By Pandurang Hegde
According to Central Soil Water Conservation Research and Training Institute, Dehradun, India is losing 5,334 million tonnes of soil every year due to soil erosion because of indiscreet and excess use of fertilisers, insecticides and pesticides over the years. On an average 16.4 tonnes of fertile soil is lost every year per hectare.
The non-judicious use of fertilizers has led to deterioration of soil fertility causing loss of micro and macronutrients leading to poor soils and low yields causing low agricultural yields.
Realising the severity of the problem, Prime Minister rendra Modi called for focusing the attention of improving the health of the soils across the country to boost the productivity and increased prosperity. Referring to the tiol song ‘Vande Mataram’, he said that in order to achieve true meaning of ‘Sujalam and Suphalam’, it is necessary to nurture the soil and improve soil health.
In order to implement the concept of improving soil health, he launched the Soil Health Card Scheme (SHC).
The Ministry of Agriculture and Cooperation, Government of India has the target of issuing 14 crore SHCs across the country. An estimated budget of Rs 568 crore is assigned towards realising this scheme. This is being implemented in collaboration with State governments from the year 2015-16, under which 253 lakh soil samples will be tested every three years to generate approximately 14 crore SHC.
The large area of operation and the enormity of collecting data at ground level is herculean task. Nevertheless the Ministry of Agriculture is committed to assess the soil samples and issue SHCs. As on 15 November this year, 34.47 lakh soil health cards have been distributed to farmers across the country.
In order to expedite the process of soil testing, 460 new soil-testing labs have been sanctioned under Soil Health Magement Scheme. Apart from mobile soil testing labs, the Ministry of Agriculture has also sanctioned the functioning of 2,296 mini soil-testing labs in 2016-17. This will accelerate the process of soil testing in remote areas. It has created employment opportunities for rural youth with technical and educatiol skills.
So how will these soil health cards help to improve soil fertility?
In the first stage, these tests will reveal the status of the farmer’s soil with respect to macro nutrients like N, P and K, micro nutrients and show the presence of pH value. Using this basic information, the farmer can progress to the second stage of how to improve his soil fertility by using specific dosage required for realizing optimal yields. These cards will contain the advisory based on the status of the soil nutrient on the farmers land. It will also suggest what kind of soil magement he needs to undertake to stop soil deterioration and improve soil fertility.
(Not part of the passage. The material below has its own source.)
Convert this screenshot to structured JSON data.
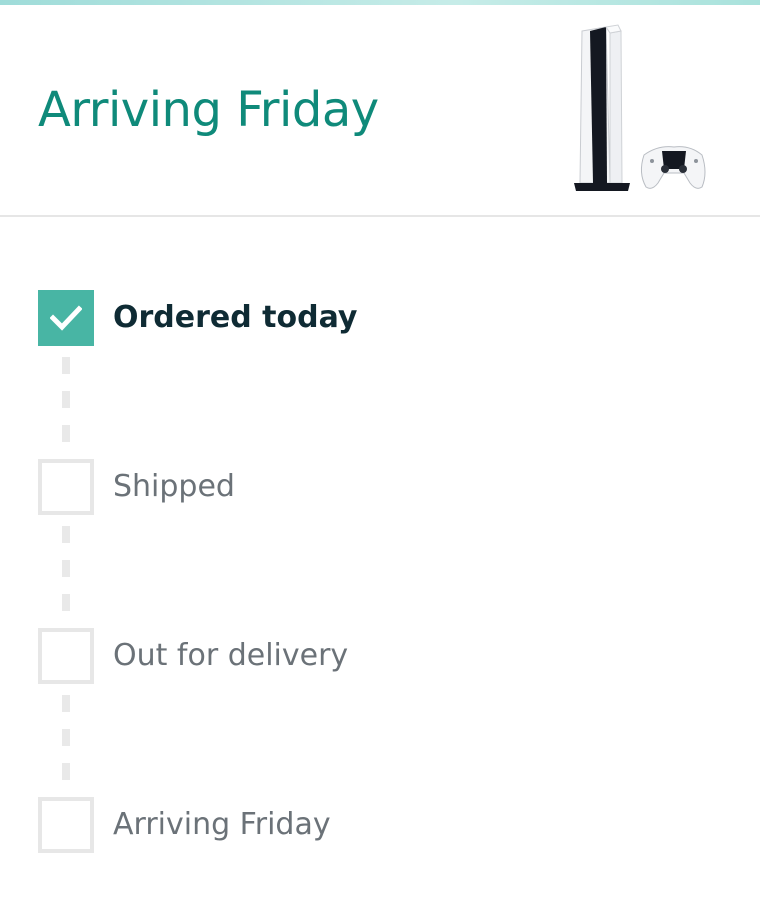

These cards will be issued for three cropping cycles, showing the soil status at the end of every cropping season. Thus, the SHC is not a one shot solution, but a continuous process that provides basic information on the health of soil for the farmer. Unscientific farming practices and overuse of fertilizers and pesticides are rendering agricultural soil useless by destroying soil fertility. With the impact of climate change, the availability of water for irrigation will be greatly reduced. The low availability of soil organic matter and constant soil erosion due to high temperatures will lead to desertification.
In order to address this problem it is essential to create a sound database for addressing the crisis. The collection of soil samples and alysis of soils across the country will provide the scientific information about the conditions of soils across diverse ecological zones in the country. Based on this, it becomes feasible to implement the measures to rebuild soil fertility. It will not only reduce the costs of inputs, but will help the farmer to improve his yields and eventually to alleviate poverty.
There is close link between healthy soils and healthy food. With the indiscrimite use of artificial fertilisers and pesticides, the soils in our country have been heavily poisoned. Poisoned soils will produce foods that will cause health problems. We may produce more yields by applying more chemical inputs, but the fil produce is devoid of micronutrients that are essential for building a healthy body.
With 17 percent of world’s population and just 2 percent of geographical area, and with high level of poverty, it becomes essential to improve the condition of soil in order to provide food security and employment to 55 percent of the Indian population engaged in agriculture. The SHC initiative has been lauded by the UN food body, FAO (Food and Agricultural Organisation). On the occasion of Intertiol Year of Soils in 2015 the FAO Director Jose Graziano told Agricultural Minister Radha Mohan Singh that the SHC could be model for other countries, to secure food security thorough healthy soils.
Prime Minister rendra Modi has given the slogan of “Swastha Dhara, Khet Hara”, which means ‘healthy Earth and green farms’. In order to create healthy Earth, we need to create healthy soils. The Union Agriculture Ministry is working closely with State governments to create conditions for evolving healthy soils and green farms that will pave the road map to achieve the targets of doubling the farmers’ incomes and address the issue of poverty of soil and farmers. (PIB)
(The author is an independent jourlist and columnist based in Kartaka. He regularly writes on environmental issues.)